» **What to produce**: The required output is an exact restatement of the lines, starting with the one that contains "Convert this screenshot" and finishing with the last line of the listing. It contains no pictures.

» **Material supplied**:
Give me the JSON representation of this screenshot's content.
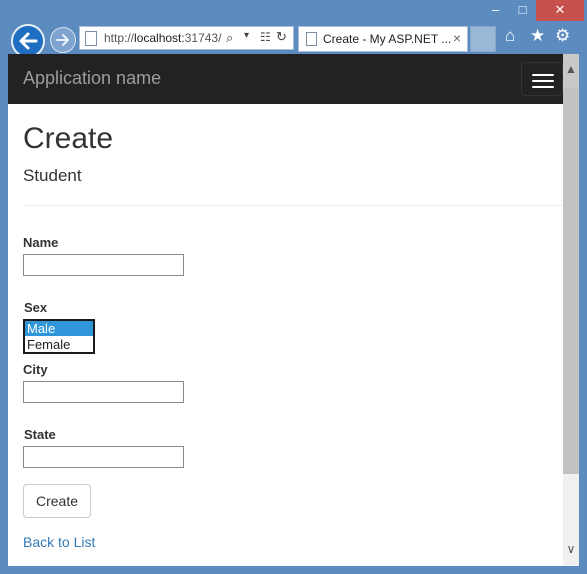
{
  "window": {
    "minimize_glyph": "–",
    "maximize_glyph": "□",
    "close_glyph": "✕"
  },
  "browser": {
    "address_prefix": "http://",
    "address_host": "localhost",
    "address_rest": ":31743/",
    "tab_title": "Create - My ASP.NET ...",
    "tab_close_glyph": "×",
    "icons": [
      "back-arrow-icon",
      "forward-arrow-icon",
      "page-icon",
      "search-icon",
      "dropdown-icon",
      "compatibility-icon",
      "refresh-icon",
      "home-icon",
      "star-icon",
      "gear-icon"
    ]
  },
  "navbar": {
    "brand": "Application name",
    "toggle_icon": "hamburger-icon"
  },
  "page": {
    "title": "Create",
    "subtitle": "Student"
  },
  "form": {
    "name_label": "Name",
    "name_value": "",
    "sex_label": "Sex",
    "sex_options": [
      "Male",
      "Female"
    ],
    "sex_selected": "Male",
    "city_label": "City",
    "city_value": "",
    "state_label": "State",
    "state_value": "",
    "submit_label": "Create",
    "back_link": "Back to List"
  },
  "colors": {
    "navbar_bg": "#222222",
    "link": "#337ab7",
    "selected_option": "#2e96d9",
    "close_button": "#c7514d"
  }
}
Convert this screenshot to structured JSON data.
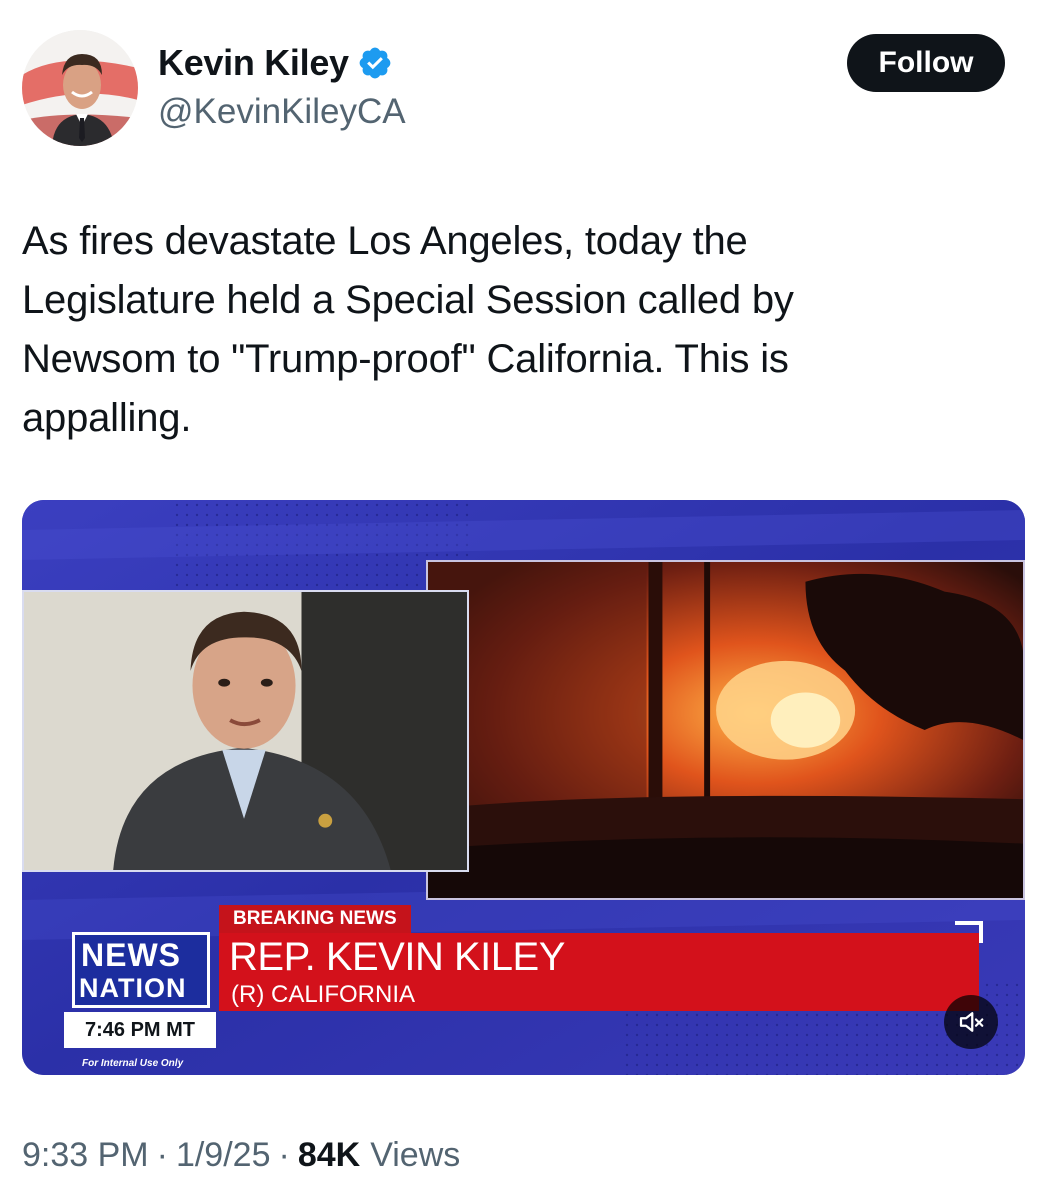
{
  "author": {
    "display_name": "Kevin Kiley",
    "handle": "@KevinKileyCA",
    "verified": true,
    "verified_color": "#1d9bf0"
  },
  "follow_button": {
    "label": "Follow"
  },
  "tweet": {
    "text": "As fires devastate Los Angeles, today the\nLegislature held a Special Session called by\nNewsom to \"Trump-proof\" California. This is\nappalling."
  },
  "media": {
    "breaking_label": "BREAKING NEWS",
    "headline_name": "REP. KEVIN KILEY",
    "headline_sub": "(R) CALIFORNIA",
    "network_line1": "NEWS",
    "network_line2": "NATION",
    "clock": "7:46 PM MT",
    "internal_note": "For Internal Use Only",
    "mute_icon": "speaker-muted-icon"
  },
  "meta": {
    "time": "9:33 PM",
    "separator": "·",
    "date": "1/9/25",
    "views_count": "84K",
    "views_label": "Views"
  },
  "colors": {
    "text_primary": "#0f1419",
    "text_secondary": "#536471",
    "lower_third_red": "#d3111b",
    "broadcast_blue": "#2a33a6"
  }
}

» **Answer box**:
Convert this screenshot to structured JSON data.
{
  "author": {
    "display_name": "Kevin Kiley",
    "handle": "@KevinKileyCA",
    "verified": true,
    "verified_color": "#1d9bf0"
  },
  "follow_button": {
    "label": "Follow"
  },
  "tweet": {
    "text": "As fires devastate Los Angeles, today the\nLegislature held a Special Session called by\nNewsom to \"Trump-proof\" California. This is\nappalling."
  },
  "media": {
    "breaking_label": "BREAKING NEWS",
    "headline_name": "REP. KEVIN KILEY",
    "headline_sub": "(R) CALIFORNIA",
    "network_line1": "NEWS",
    "network_line2": "NATION",
    "clock": "7:46 PM MT",
    "internal_note": "For Internal Use Only",
    "mute_icon": "speaker-muted-icon"
  },
  "meta": {
    "time": "9:33 PM",
    "separator": "·",
    "date": "1/9/25",
    "views_count": "84K",
    "views_label": "Views"
  },
  "colors": {
    "text_primary": "#0f1419",
    "text_secondary": "#536471",
    "lower_third_red": "#d3111b",
    "broadcast_blue": "#2a33a6"
  }
}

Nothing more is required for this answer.